Other Java and Spring Articles and Tutorials you may like to explore

Thanks for reading this article so far. If you like my explanation of difference between Component, Service, and Repository annotation in Spring framework and then please share them with your friends and colleagues. If you have any questions or feedback, then please drop a note.


  1. There is no answer, only example - transactional for @Service. Does any annotation give additional marks, maybe if we use @Controller it gives some additional annotation specially for REST API? The same question for @Repository annotation, does it provide special annotations or something else to work with repo?

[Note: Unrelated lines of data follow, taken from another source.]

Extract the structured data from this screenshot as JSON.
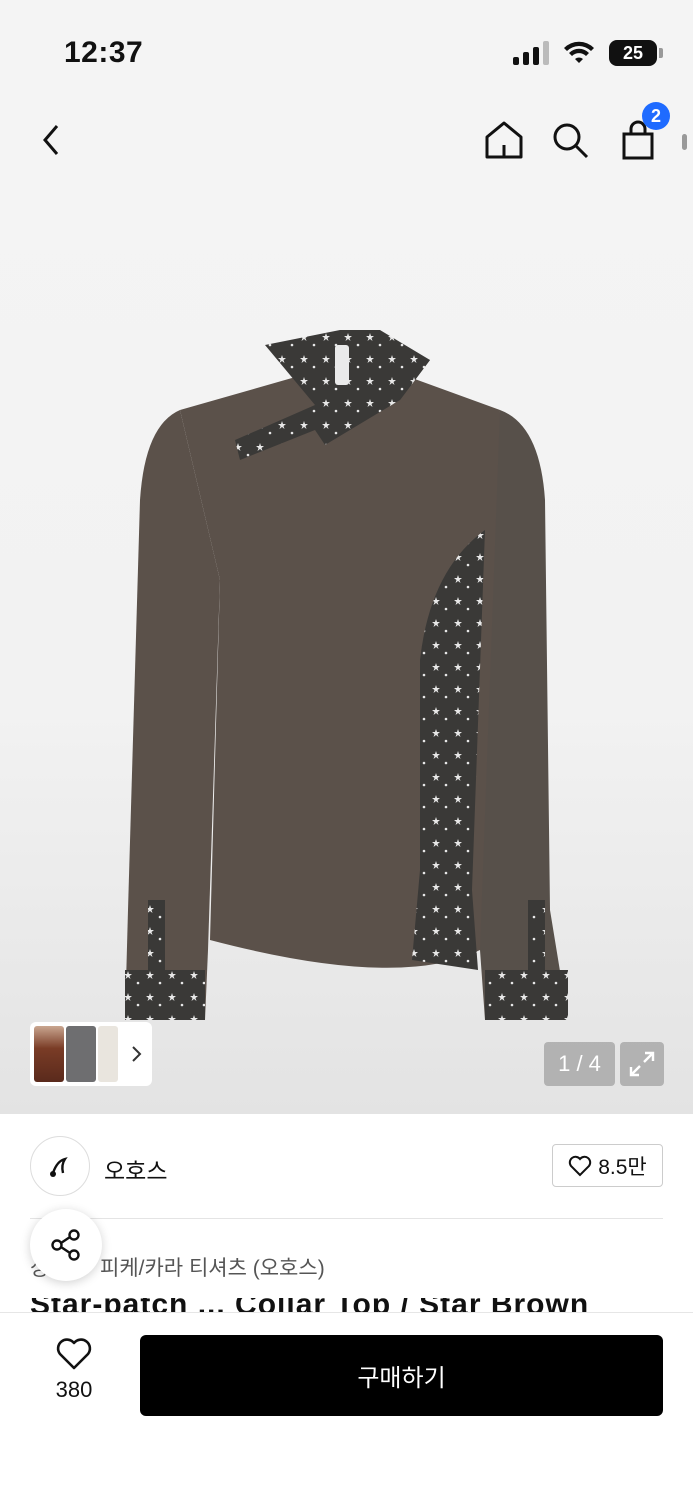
{
  "status_bar": {
    "time": "12:37",
    "battery": "25"
  },
  "nav": {
    "cart_count": "2",
    "icons": [
      "back-icon",
      "home-icon",
      "search-icon",
      "cart-icon"
    ]
  },
  "gallery": {
    "pager": "1 / 4",
    "image_colors": {
      "body": "#5b514a",
      "print": "#3a3937"
    }
  },
  "brand": {
    "name": "오호스",
    "likes": "8.5만"
  },
  "product": {
    "category_prefix": "상",
    "category": "피케/카라 티셔츠 (오호스)",
    "title": "Star-patch ... Collar Top / Star Brown"
  },
  "bottom_bar": {
    "wish_count": "380",
    "buy_label": "구매하기"
  },
  "colors": {
    "accent": "#1f6bff",
    "buy_button": "#000000"
  }
}
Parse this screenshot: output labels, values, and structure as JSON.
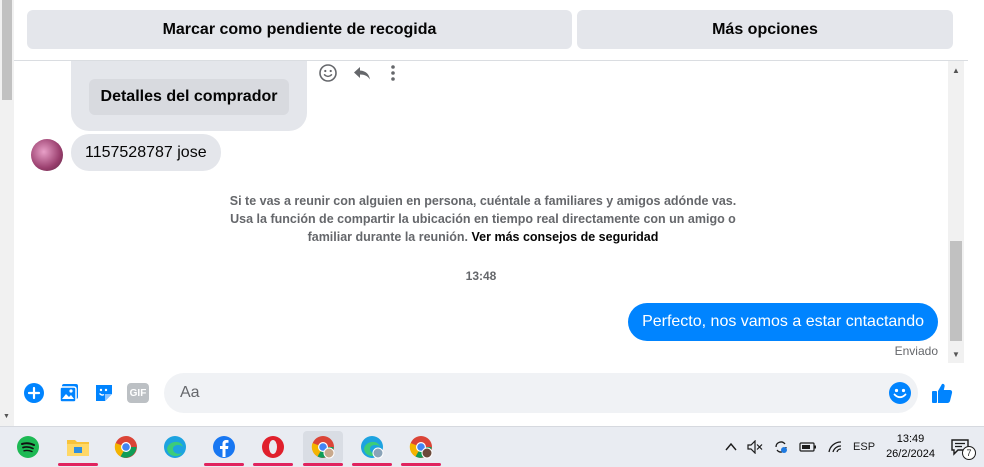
{
  "top_actions": {
    "mark_pending": "Marcar como pendiente de recogida",
    "more_options": "Más opciones"
  },
  "chat": {
    "buyer_details_button": "Detalles del comprador",
    "incoming_message": "1157528787 jose",
    "safety_notice": "Si te vas a reunir con alguien en persona, cuéntale a familiares y amigos adónde vas. Usa la función de compartir la ubicación en tiempo real directamente con un amigo o familiar durante la reunión.",
    "safety_link": "Ver más consejos de seguridad",
    "timestamp": "13:48",
    "outgoing_message": "Perfecto, nos vamos a estar cntactando",
    "sent_status": "Enviado"
  },
  "composer": {
    "placeholder": "Aa",
    "icons": [
      "plus-circle-icon",
      "photo-icon",
      "sticker-icon",
      "gif-icon",
      "emoji-icon",
      "like-icon"
    ],
    "gif_label": "GIF"
  },
  "colors": {
    "accent": "#0084ff",
    "bubble_gray": "#e4e6eb",
    "muted_text": "#65676b"
  },
  "taskbar": {
    "apps": [
      "spotify",
      "file-explorer",
      "chrome",
      "edge",
      "facebook",
      "opera",
      "chrome-profile",
      "edge-profile",
      "chrome-profile-2"
    ],
    "language": "ESP",
    "time": "13:49",
    "date": "26/2/2024",
    "notifications": "7"
  }
}
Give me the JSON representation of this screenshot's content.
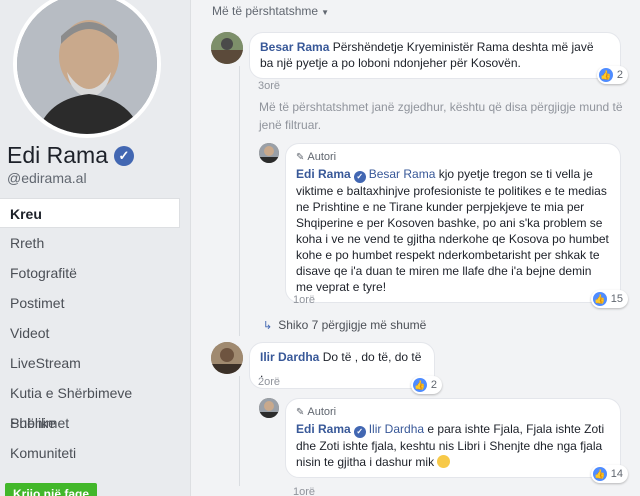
{
  "page": {
    "name": "Edi Rama",
    "handle": "@edirama.al"
  },
  "nav": {
    "items": [
      {
        "label": "Kreu",
        "active": true
      },
      {
        "label": "Rreth"
      },
      {
        "label": "Fotografitë"
      },
      {
        "label": "Postimet"
      },
      {
        "label": "Videot"
      },
      {
        "label": "LiveStream"
      },
      {
        "label": "Kutia e Shërbimeve Publike"
      },
      {
        "label": "Shënimet"
      },
      {
        "label": "Komuniteti"
      }
    ],
    "create_page_label": "Krijo një faqe"
  },
  "comments": {
    "sort_label": "Më të përshtatshme",
    "notice": "Më të përshtatshmet janë zgjedhur, kështu që disa përgjigje mund të jenë filtruar.",
    "c1": {
      "author": "Besar Rama",
      "text": "Përshëndetje Kryeministër Rama deshta më javë ba një pyetje a po loboni ndonjeher për Kosovën.",
      "time": "3orë",
      "likes": "2"
    },
    "r1": {
      "badge": "Autori",
      "author": "Edi Rama",
      "mention": "Besar Rama",
      "text": "kjo pyetje tregon se ti vella je viktime e baltaxhinjve profesioniste te politikes e te medias ne Prishtine e ne Tirane kunder perpjekjeve te mia per Shqiperine e per Kosoven bashke, po ani s'ka problem se koha i ve ne vend te gjitha nderkohe qe Kosova po humbet kohe e po humbet respekt nderkombetarisht per shkak te disave qe i'a duan te miren me llafe dhe i'a bejne demin me veprat e tyre!",
      "time": "1orë",
      "likes": "15"
    },
    "more_replies": "Shiko 7 përgjigje më shumë",
    "c2": {
      "author": "Ilir Dardha",
      "text": "Do të , do të, do të .",
      "time": "2orë",
      "likes": "2"
    },
    "r2": {
      "badge": "Autori",
      "author": "Edi Rama",
      "mention": "Ilir Dardha",
      "text": "e para ishte Fjala, Fjala ishte Zoti dhe Zoti ishte fjala, keshtu nis Libri i Shenjte dhe nga fjala nisin te gjitha i dashur mik",
      "time": "1orë",
      "likes": "14"
    }
  },
  "icons": {
    "verified": "verified-check-icon",
    "like": "like-thumb-icon",
    "reply": "reply-arrow-icon",
    "author_badge": "pen-icon",
    "emoji": "smile-emoji-icon"
  },
  "colors": {
    "link": "#385898",
    "verified": "#4267b2",
    "create_button": "#42b72a"
  }
}
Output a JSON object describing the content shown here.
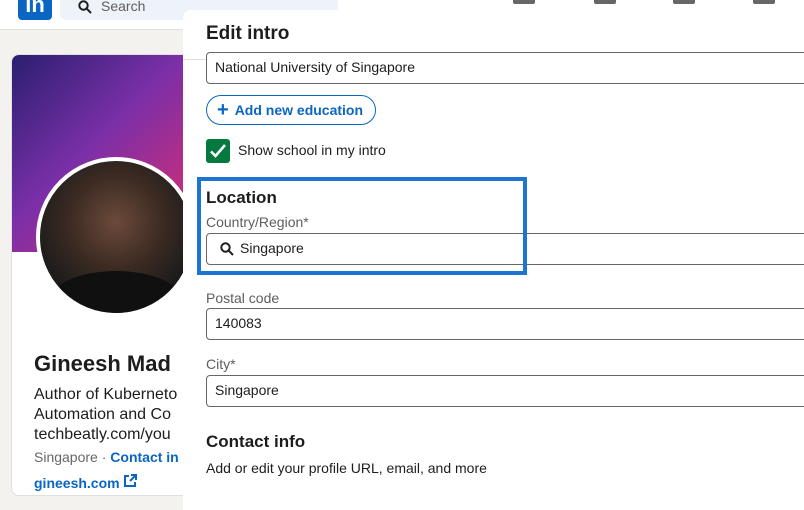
{
  "nav": {
    "logo_text": "in",
    "search_placeholder": "Search",
    "icons": [
      "home-icon",
      "network-icon",
      "jobs-icon",
      "messaging-icon"
    ]
  },
  "profile": {
    "name": "Gineesh Mad",
    "headline": "Author of Kuberneto Automation and Co techbeatly.com/you",
    "location": "Singapore",
    "separator": "·",
    "contact_info": "Contact in",
    "website": "gineesh.com"
  },
  "modal": {
    "title": "Edit intro",
    "school_value": "National University of Singapore",
    "add_education_label": "Add new education",
    "show_school_label": "Show school in my intro",
    "show_school_checked": true,
    "location": {
      "title": "Location",
      "country_label": "Country/Region*",
      "country_value": "Singapore",
      "postal_label": "Postal code",
      "postal_value": "140083",
      "city_label": "City*",
      "city_value": "Singapore"
    },
    "contact": {
      "title": "Contact info",
      "subtitle": "Add or edit your profile URL, email, and more"
    }
  },
  "colors": {
    "brand": "#0a66c2",
    "checkbox": "#067a3e",
    "highlight": "#1d74d2"
  }
}
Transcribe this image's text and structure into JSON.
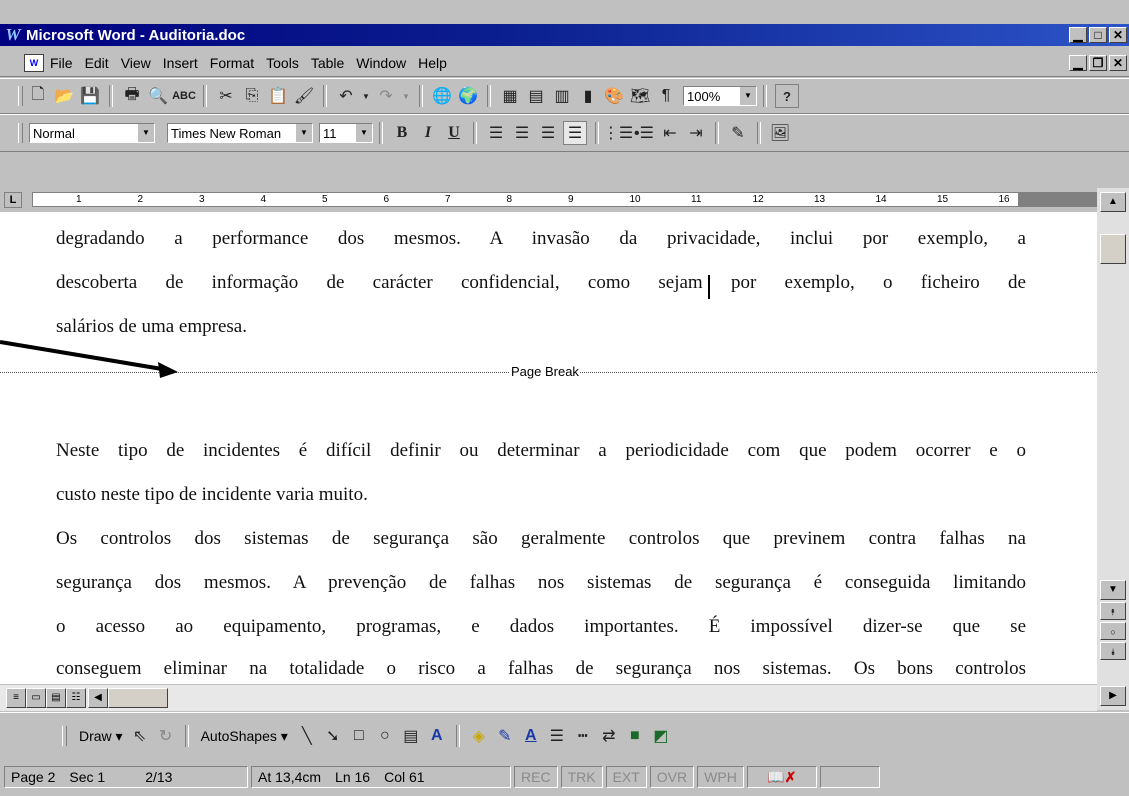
{
  "window": {
    "title": "Microsoft Word - Auditoria.doc",
    "icon": "word-logo",
    "controls": [
      "_",
      "□",
      "×"
    ],
    "doc_controls": [
      "_",
      "🗗",
      "×"
    ]
  },
  "menu": [
    "File",
    "Edit",
    "View",
    "Insert",
    "Format",
    "Tools",
    "Table",
    "Window",
    "Help"
  ],
  "standard_toolbar": {
    "zoom": "100%",
    "help_label": "?"
  },
  "formatting_toolbar": {
    "style": "Normal",
    "font": "Times New Roman",
    "size": "11",
    "bold": "B",
    "italic": "I",
    "underline": "U"
  },
  "ruler": {
    "tab_selector": "L",
    "numbers": [
      "1",
      "2",
      "3",
      "4",
      "5",
      "6",
      "7",
      "8",
      "9",
      "10",
      "11",
      "12",
      "13",
      "14",
      "15",
      "16"
    ]
  },
  "document": {
    "lines_page1": [
      "degradando  a performance dos mesmos. A invasão da privacidade, inclui por exemplo, a",
      "descoberta de informação de carácter confidencial, como sejam por exemplo, o ficheiro de",
      "salários de uma empresa."
    ],
    "page_break_label": "Page Break",
    "lines_page2": [
      "Neste tipo de incidentes é difícil definir ou determinar a periodicidade com que podem ocorrer e o",
      "custo neste tipo de incidente varia muito.",
      "Os controlos dos sistemas de segurança são geralmente controlos que previnem contra falhas na",
      "segurança dos mesmos. A prevenção de falhas nos sistemas de segurança é conseguida limitando",
      "o acesso ao equipamento, programas, e dados importantes. É impossível dizer-se que se",
      "conseguem eliminar na totalidade o risco a falhas de segurança nos sistemas. Os bons controlos"
    ]
  },
  "draw_toolbar": {
    "draw": "Draw",
    "autoshapes": "AutoShapes"
  },
  "status": {
    "page": "Page 2",
    "section": "Sec 1",
    "pages": "2/13",
    "at": "At 13,4cm",
    "line": "Ln 16",
    "col": "Col 61",
    "modes": [
      "REC",
      "TRK",
      "EXT",
      "OVR",
      "WPH"
    ]
  }
}
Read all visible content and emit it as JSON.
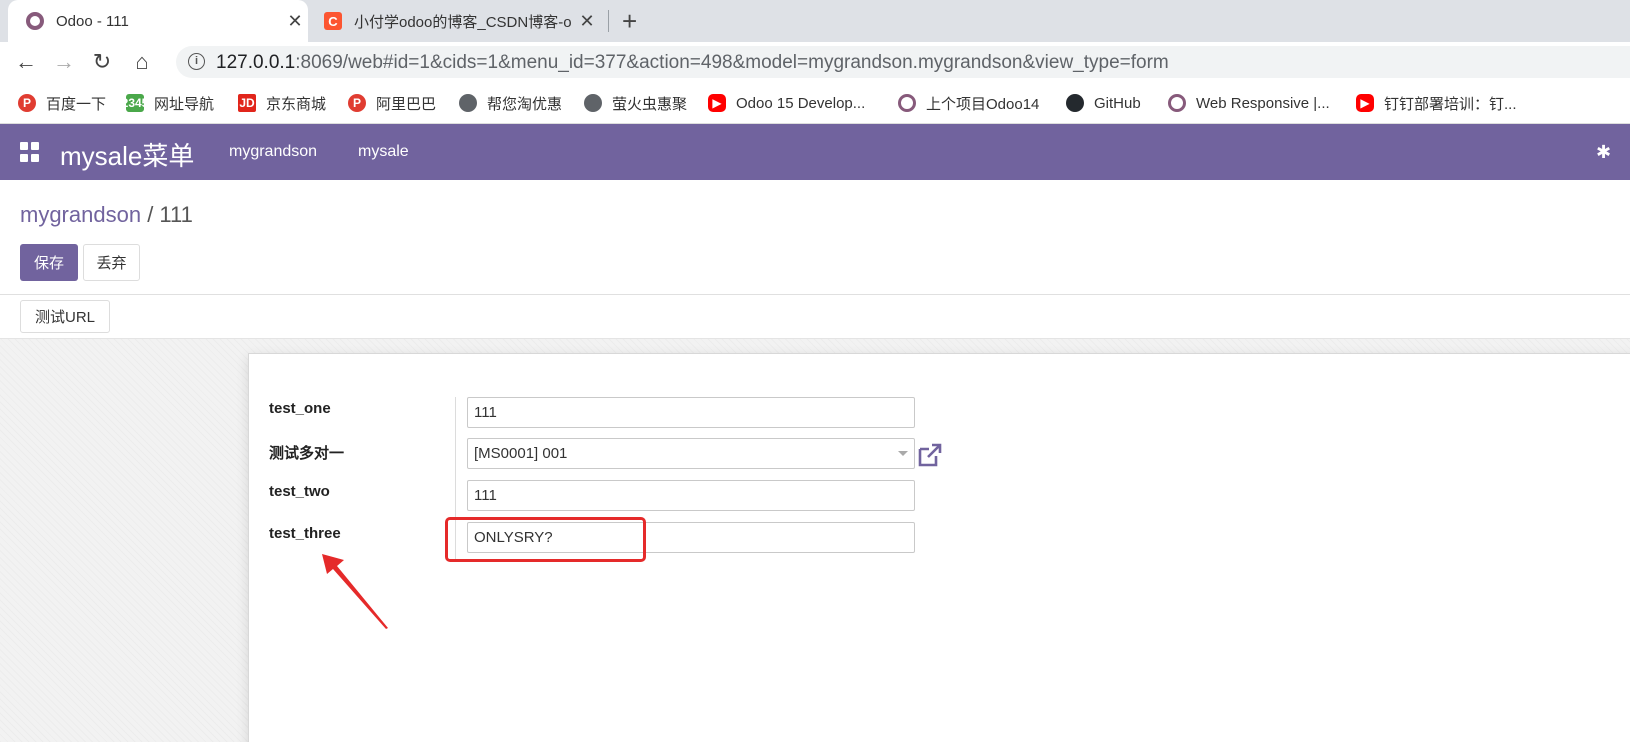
{
  "browser": {
    "tabs": [
      {
        "title": "Odoo - 111",
        "active": true
      },
      {
        "title": "小付学odoo的博客_CSDN博客-o",
        "active": false
      }
    ],
    "url": {
      "host": "127.0.0.1",
      "rest": ":8069/web#id=1&cids=1&menu_id=377&action=498&model=mygrandson.mygrandson&view_type=form"
    },
    "bookmarks": [
      {
        "label": "百度一下",
        "icon": "red-p-icon"
      },
      {
        "label": "网址导航",
        "icon": "2345-icon"
      },
      {
        "label": "京东商城",
        "icon": "jd-icon"
      },
      {
        "label": "阿里巴巴",
        "icon": "red-p-icon"
      },
      {
        "label": "帮您淘优惠",
        "icon": "globe-icon"
      },
      {
        "label": "萤火虫惠聚",
        "icon": "globe-icon"
      },
      {
        "label": "Odoo 15 Develop...",
        "icon": "youtube-icon"
      },
      {
        "label": "上个项目Odoo14",
        "icon": "odoo-icon"
      },
      {
        "label": "GitHub",
        "icon": "github-icon"
      },
      {
        "label": "Web Responsive |...",
        "icon": "odoo-icon"
      },
      {
        "label": "钉钉部署培训：钉...",
        "icon": "youtube-icon"
      }
    ]
  },
  "odoo": {
    "brand": "mysale菜单",
    "menu": [
      "mygrandson",
      "mysale"
    ],
    "accent": "#71639e"
  },
  "breadcrumb": {
    "parent": "mygrandson",
    "separator": " / ",
    "current": "111"
  },
  "buttons": {
    "save": "保存",
    "discard": "丢弃",
    "test_url": "测试URL"
  },
  "form": {
    "fields": [
      {
        "label": "test_one",
        "value": "111"
      },
      {
        "label": "测试多对一",
        "value": "[MS0001] 001"
      },
      {
        "label": "test_two",
        "value": "111"
      },
      {
        "label": "test_three",
        "value": "ONLYSRY?"
      }
    ]
  },
  "annotation": {
    "highlight_color": "#e52a2a"
  }
}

    1. Hello @Anonymous, as I said, all three can be used to make a Java class as Spring bean the distinction comes from using the most appropriate annotation for the job. For example @Service is for any class which belongs to service layer and @Repository is for any class which belongs to DAO or Persistence layer.

      Now regarding providing any specific functionality, @Repository provides automatic exception translation for DAO classes, which is not possible if you annotate the bean with @service or @Component.

    2. Hi, it looks like the annotations only for developers understanding, just like marks(or comments) and almost don't have any semantic load

  2. In the above example, Trade class is marked with @component, generally this class is annotated with @Entity.

    1. Yes, if you are using Hibernate or Spring Data JPA, you can also annotate with @Entity


Feel free to comment, ask questions if you have any doubt.